  4. How long did it take you to make that?
  5. How much room would that take up?
  6. What’s the volume of a grain of rice?
  7. How big is this room? (counted 1’x1’ floor tiles and cinder blocks on walls)
  8. How big is the school? (some tennis athletes in the room said it was 0.7mi to run around, then we estimated school has a square floor plan)
  9. How big is Tennessee?

  1. Along the line of thinking, “Could we grow that much rice on the planet?”
    1. How does rice grow?
      1. How many grains does a single plant produce?
      2. How much room does a plant need?
      3. They grow in water? Can we look up a picture?
      4. How much water is in a “paddy?”
      5. Where can rice grow?
    2. How much rice does China already grow? How much in the US?
  2. Along the line of thinking, “What would the guy do with it?”
    1. How much rice do people eat per year on the planet already?
    2. How do we already store rice?
    3. How big is this guy’s chess board?
    4. How long would it take them to count them all out?
    5. How much bigger is a cooked grain than a regular one? (my wife found this article)
  3. Along the line of thinking, “Let’s go on a tangent trip!”
    1. Do birds really explode if they eat uncooked rice?
    2. If I make some rice, can we have a party? Can we order Chinese food?!

Some of my own questions brought up by theirs:

  1. Does rice dumped in a pile always form a similar cone?
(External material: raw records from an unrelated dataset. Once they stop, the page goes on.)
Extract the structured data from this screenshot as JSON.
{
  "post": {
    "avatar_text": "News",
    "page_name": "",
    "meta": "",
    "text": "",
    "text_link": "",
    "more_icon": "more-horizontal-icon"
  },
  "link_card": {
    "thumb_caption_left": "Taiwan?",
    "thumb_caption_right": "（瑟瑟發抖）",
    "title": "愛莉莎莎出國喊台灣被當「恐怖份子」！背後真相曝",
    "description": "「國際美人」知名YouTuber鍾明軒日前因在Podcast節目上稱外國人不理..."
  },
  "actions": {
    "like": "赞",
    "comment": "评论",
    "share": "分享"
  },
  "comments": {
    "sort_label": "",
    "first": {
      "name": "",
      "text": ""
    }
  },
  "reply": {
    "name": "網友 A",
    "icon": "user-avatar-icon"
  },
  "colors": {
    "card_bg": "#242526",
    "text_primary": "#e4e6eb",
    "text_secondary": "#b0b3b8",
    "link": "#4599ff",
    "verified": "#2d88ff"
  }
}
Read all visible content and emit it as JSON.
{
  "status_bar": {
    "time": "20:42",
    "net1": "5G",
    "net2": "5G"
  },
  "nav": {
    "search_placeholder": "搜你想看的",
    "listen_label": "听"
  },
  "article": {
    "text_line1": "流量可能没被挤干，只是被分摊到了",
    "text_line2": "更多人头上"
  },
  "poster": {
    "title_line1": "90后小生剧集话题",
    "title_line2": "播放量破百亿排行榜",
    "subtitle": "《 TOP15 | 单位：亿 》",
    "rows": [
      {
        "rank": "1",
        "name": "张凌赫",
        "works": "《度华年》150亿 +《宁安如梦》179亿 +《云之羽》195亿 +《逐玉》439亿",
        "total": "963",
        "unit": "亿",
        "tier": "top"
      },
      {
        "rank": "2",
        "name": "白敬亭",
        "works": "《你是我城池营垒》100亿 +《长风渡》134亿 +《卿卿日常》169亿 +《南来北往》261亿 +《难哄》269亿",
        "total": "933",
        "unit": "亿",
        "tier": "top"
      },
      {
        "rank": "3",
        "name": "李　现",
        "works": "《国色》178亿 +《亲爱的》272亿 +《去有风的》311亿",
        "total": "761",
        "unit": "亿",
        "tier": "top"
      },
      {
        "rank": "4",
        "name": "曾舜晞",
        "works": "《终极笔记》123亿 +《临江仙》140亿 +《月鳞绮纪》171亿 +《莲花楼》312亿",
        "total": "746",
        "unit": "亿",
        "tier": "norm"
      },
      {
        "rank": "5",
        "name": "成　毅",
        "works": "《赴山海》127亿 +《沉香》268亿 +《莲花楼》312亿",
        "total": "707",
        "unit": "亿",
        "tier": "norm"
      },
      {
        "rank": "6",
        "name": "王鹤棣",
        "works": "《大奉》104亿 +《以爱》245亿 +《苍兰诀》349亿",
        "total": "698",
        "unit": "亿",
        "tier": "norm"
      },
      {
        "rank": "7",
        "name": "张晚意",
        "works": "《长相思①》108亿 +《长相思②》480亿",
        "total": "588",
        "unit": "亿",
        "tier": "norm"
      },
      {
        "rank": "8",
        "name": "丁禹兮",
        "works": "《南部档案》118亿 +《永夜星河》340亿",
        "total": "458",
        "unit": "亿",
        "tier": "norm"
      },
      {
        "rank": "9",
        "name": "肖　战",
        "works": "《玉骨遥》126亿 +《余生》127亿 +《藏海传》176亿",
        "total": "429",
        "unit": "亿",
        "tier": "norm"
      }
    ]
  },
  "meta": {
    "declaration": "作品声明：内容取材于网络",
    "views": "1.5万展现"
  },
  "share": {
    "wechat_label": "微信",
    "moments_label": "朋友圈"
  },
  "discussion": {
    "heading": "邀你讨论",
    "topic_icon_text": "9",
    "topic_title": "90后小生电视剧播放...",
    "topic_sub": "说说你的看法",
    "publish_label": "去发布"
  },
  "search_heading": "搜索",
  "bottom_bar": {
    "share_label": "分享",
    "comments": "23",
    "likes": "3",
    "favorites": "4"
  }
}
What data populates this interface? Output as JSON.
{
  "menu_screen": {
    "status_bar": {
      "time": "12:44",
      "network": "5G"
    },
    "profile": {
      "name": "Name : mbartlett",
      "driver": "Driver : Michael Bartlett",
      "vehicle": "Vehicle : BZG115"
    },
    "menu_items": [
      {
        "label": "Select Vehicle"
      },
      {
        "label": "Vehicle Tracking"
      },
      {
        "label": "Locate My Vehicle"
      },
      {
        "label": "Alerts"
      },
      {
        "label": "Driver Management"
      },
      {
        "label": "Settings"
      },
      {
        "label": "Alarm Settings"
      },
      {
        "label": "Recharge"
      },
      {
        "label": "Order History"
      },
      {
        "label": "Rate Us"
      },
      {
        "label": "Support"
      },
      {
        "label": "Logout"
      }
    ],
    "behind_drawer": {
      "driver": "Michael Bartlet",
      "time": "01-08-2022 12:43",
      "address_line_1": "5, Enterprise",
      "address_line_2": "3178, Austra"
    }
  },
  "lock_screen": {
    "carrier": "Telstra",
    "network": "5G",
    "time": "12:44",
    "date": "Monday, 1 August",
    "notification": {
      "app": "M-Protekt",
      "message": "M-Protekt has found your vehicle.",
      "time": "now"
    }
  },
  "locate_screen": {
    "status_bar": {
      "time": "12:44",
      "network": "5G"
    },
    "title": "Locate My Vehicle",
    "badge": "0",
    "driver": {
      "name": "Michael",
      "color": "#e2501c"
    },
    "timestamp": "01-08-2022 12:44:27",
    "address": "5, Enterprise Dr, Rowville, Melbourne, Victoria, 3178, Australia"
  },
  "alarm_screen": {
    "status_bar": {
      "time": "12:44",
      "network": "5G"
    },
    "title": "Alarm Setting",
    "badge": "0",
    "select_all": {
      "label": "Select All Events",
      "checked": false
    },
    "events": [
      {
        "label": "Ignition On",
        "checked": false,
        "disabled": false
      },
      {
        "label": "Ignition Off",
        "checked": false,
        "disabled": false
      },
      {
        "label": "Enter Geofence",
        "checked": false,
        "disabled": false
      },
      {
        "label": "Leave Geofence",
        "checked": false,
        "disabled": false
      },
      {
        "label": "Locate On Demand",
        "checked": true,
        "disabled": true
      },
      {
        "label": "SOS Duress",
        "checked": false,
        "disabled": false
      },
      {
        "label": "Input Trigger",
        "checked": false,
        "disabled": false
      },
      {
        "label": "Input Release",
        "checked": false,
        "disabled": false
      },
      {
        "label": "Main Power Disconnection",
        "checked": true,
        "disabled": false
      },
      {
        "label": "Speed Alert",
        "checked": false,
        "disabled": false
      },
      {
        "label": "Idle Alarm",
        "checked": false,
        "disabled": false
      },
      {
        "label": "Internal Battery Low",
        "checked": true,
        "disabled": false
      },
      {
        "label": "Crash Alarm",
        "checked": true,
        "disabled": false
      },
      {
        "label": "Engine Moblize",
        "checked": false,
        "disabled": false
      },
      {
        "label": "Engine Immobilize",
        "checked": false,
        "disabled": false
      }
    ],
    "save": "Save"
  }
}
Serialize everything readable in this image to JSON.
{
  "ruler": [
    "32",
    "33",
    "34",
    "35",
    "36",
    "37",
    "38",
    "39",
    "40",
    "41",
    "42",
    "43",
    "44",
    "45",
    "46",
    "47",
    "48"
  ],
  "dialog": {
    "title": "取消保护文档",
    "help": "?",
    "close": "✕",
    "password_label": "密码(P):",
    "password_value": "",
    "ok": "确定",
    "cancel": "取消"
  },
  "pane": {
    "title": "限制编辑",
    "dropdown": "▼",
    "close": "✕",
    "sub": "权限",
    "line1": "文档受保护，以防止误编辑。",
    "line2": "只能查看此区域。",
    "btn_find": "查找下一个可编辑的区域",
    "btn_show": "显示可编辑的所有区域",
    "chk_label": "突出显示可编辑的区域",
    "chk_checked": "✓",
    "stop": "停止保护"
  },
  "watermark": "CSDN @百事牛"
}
If so, what are the relative dimensions? (thinking about calculus related rates problems here where that is often a given in the setup)
  2. I know there are experiments that do things like “rice avalanches” to simulate landslides and such. I should look into this for fun tangent ideas to this.
  3. If I wanted to get the exact volume of a rice “ellipsoid,” how could I derive that formula? (And would it be accessible to precalculus students)
  4. Obvious packing problems.

Other interesting things:

  • When I asked for estimations on how much rice there would be in total, all students thought it would fit within our school and most thought it would fit in our classroom. So, the end result was both interesting and shocking.
  • Many students were bothered by the “estimation” parts of this and wanted a single, correct answer as in their entire math career to this point.
  • While looking up the length of a grain of rice one of the first hits was for a math “word problem” that said something like, “If the length of a grain of rice is 1mm....” I told the class, “Well, this is coming from a word problem, so I’m not sure if we can trust this. Let’s keep looking.”
  • Most students wish we could do this every day. It was interesting and they learned! The sample size for my trial, though, was limited to those students who actually come to school on senior skip day, so this lesson may go differently in another classroom.
  • At some point in the year I like to talk about what you can do with a math degree and what math research looks like. I could tie the Knight’s Tour in to this problem.
  • My other math-chess related story is about how Alan Turing wrote a computer program to play.
  • I did my undergraduate studies at Rice University, so this was particularly fun for me!

    Rice University